#### Exercise
Copy the entries below in full, keeping them exactly as they are.

#### Exercise inputs ####

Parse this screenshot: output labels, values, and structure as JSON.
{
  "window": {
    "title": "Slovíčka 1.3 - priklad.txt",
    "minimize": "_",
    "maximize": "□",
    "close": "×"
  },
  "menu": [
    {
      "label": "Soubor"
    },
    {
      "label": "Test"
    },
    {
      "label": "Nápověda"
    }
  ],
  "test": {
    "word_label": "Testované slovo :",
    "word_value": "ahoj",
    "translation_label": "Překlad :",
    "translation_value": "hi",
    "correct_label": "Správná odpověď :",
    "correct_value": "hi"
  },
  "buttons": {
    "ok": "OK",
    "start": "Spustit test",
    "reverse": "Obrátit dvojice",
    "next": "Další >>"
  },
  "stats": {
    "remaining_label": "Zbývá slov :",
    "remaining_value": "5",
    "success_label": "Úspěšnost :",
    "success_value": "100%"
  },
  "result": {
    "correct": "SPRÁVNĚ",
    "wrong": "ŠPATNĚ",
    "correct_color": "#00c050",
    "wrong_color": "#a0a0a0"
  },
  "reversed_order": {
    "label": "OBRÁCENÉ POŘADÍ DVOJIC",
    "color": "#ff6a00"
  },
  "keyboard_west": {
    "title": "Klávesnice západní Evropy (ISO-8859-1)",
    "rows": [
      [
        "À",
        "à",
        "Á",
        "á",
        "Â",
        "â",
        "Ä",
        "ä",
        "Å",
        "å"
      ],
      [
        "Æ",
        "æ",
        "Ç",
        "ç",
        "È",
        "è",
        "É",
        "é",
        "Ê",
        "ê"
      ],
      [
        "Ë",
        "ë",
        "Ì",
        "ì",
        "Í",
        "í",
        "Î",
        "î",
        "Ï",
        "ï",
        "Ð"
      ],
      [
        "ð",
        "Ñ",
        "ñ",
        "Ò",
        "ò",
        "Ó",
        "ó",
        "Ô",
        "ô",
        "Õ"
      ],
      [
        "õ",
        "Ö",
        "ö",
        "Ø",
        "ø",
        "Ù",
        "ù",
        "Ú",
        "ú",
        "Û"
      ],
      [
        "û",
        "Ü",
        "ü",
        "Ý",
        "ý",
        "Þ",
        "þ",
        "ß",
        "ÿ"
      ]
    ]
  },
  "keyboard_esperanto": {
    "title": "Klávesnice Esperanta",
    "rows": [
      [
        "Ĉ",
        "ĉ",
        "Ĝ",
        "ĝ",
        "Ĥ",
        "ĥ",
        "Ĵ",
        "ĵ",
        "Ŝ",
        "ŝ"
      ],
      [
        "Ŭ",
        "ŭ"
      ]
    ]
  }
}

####

#### Your solution
Parse this screenshot: output labels, values, and structure as JSON.
{
  "window": {
    "title": "Slovíčka 1.3 - priklad.txt",
    "minimize": "_",
    "maximize": "□",
    "close": "×"
  },
  "menu": [
    {
      "label": "Soubor"
    },
    {
      "label": "Test"
    },
    {
      "label": "Nápověda"
    }
  ],
  "test": {
    "word_label": "Testované slovo :",
    "word_value": "ahoj",
    "translation_label": "Překlad :",
    "translation_value": "hi",
    "correct_label": "Správná odpověď :",
    "correct_value": "hi"
  },
  "buttons": {
    "ok": "OK",
    "start": "Spustit test",
    "reverse": "Obrátit dvojice",
    "next": "Další >>"
  },
  "stats": {
    "remaining_label": "Zbývá slov :",
    "remaining_value": "5",
    "success_label": "Úspěšnost :",
    "success_value": "100%"
  },
  "result": {
    "correct": "SPRÁVNĚ",
    "wrong": "ŠPATNĚ",
    "correct_color": "#00c050",
    "wrong_color": "#a0a0a0"
  },
  "reversed_order": {
    "label": "OBRÁCENÉ POŘADÍ DVOJIC",
    "color": "#ff6a00"
  },
  "keyboard_west": {
    "title": "Klávesnice západní Evropy (ISO-8859-1)",
    "rows": [
      [
        "À",
        "à",
        "Á",
        "á",
        "Â",
        "â",
        "Ä",
        "ä",
        "Å",
        "å"
      ],
      [
        "Æ",
        "æ",
        "Ç",
        "ç",
        "È",
        "è",
        "É",
        "é",
        "Ê",
        "ê"
      ],
      [
        "Ë",
        "ë",
        "Ì",
        "ì",
        "Í",
        "í",
        "Î",
        "î",
        "Ï",
        "ï",
        "Ð"
      ],
      [
        "ð",
        "Ñ",
        "ñ",
        "Ò",
        "ò",
        "Ó",
        "ó",
        "Ô",
        "ô",
        "Õ"
      ],
      [
        "õ",
        "Ö",
        "ö",
        "Ø",
        "ø",
        "Ù",
        "ù",
        "Ú",
        "ú",
        "Û"
      ],
      [
        "û",
        "Ü",
        "ü",
        "Ý",
        "ý",
        "Þ",
        "þ",
        "ß",
        "ÿ"
      ]
    ]
  },
  "keyboard_esperanto": {
    "title": "Klávesnice Esperanta",
    "rows": [
      [
        "Ĉ",
        "ĉ",
        "Ĝ",
        "ĝ",
        "Ĥ",
        "ĥ",
        "Ĵ",
        "ĵ",
        "Ŝ",
        "ŝ"
      ],
      [
        "Ŭ",
        "ŭ"
      ]
    ]
  }
}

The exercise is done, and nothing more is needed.